How does this change our estimates?
Notice that relative to the previous empirical Bayes estimate, this one is lower for batters with low AB and about the same for high-AB batters. This fits with our earlier description- we’ve been systematically over-estimating batting averages.
Here’s another way of comparing the estimation methods:
Notice that we used to shrink batters towards the overall average (red line), but now we are shrinking them towards the overall trend- that red slope.2
Don’t forget that this change in the posteriors won’t just affect shrunken estimates. It will affect all the ways we’ve used posterior distributions in this series: credible intervals, posterior error probabilities, and A/B comparisons. Improving the model by taking AB into account will help all these results more accurately reflect reality.
What’s Next: Bayesian hierarchical modeling
This problem is in fact a simple and specific form of a Bayesian hierarchical model, where the parameters of one distribution (like and ) are generated based on other distributions and parameters. While these models are often approached using more precise Bayesian methods (such as Markov chain Monte Carlo), we’ve seen that empirical Bayes can be a powerful and practical approach that helped us deal with our confounding factor.
Beta-binomial regression, and the gamlss package in particular, offers a way to fit parameters to predict “success / total” data. In this post, we’ve used a very simple model- linearly predicted by AB. But there’s no reason we can’t include other information that we expect to influence batting average. For example, left-handed batters tend to have a slight advantage over right-handed batters- can we include that information in our model? In the next post, we’ll bring in additional information to build a more sophisticated hierarchical model.

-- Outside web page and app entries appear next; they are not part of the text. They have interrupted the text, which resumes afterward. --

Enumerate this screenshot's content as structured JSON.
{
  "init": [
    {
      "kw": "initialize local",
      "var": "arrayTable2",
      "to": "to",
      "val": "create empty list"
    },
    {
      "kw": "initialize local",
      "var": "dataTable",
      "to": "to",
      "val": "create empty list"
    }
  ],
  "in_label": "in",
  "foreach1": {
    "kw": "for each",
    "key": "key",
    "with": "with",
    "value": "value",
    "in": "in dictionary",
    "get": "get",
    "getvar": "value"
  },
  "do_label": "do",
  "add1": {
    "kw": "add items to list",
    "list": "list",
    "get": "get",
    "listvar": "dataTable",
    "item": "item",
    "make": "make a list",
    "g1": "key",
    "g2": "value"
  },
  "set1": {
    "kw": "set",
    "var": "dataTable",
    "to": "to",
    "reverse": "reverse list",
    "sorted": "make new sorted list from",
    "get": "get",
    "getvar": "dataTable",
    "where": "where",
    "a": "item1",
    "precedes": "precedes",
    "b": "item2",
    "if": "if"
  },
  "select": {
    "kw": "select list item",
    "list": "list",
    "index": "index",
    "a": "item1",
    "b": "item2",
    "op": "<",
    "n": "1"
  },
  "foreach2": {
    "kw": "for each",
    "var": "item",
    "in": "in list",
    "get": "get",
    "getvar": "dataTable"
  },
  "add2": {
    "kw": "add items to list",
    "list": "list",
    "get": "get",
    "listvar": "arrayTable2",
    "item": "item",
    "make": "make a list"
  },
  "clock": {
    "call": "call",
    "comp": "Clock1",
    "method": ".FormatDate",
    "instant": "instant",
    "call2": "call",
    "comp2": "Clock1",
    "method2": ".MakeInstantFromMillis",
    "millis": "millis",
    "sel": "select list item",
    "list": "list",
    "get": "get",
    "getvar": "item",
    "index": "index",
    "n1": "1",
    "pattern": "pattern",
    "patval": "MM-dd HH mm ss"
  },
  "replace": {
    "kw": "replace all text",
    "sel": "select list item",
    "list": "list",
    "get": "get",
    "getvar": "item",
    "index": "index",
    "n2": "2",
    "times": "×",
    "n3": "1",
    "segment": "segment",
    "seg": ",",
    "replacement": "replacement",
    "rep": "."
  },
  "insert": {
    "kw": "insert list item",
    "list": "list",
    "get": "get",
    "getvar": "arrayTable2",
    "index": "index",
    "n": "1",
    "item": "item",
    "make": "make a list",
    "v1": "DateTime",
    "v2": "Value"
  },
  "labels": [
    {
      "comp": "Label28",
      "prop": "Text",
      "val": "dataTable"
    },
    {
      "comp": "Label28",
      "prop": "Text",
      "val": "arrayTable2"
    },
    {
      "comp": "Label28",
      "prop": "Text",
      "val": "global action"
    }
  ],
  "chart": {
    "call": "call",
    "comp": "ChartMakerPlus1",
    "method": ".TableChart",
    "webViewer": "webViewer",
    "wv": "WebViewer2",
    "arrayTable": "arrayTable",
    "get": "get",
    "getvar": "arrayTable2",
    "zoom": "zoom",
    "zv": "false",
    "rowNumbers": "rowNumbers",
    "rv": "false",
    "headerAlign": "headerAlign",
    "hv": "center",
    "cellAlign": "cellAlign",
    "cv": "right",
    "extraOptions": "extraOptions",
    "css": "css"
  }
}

We’ll also consider some of the limitations of empirical Bayes for these situations.
If you have some experience with regressions, you might notice a problem with this model: $\mu$ can theoretically go below 0 or above 1, which is impossible for a $\beta$ distribution (and will lead to illegal $\alpha$ and $\beta$ parameters). Thus in a real model we would use a “link function”, such as the logistic function, to keep $\mu$ between 0 and 1. I used a linear model (and
mu.link = "identity"in the
gamlsscall) to make the math in this introduction simpler, and because for this particular data it leads to almost exactly the same answer (try it). In our next post we’ll include the logistic link. ↩
If you work in in my old field of gene expression, you may be interested to know that empirical Bayes shrinkage towards a trend is exactly what some differential expression packages such as edgeR do with per-gene dispersion estimates. It’s a powerful concept that allows a balance between individual observations and overall expectations. ↩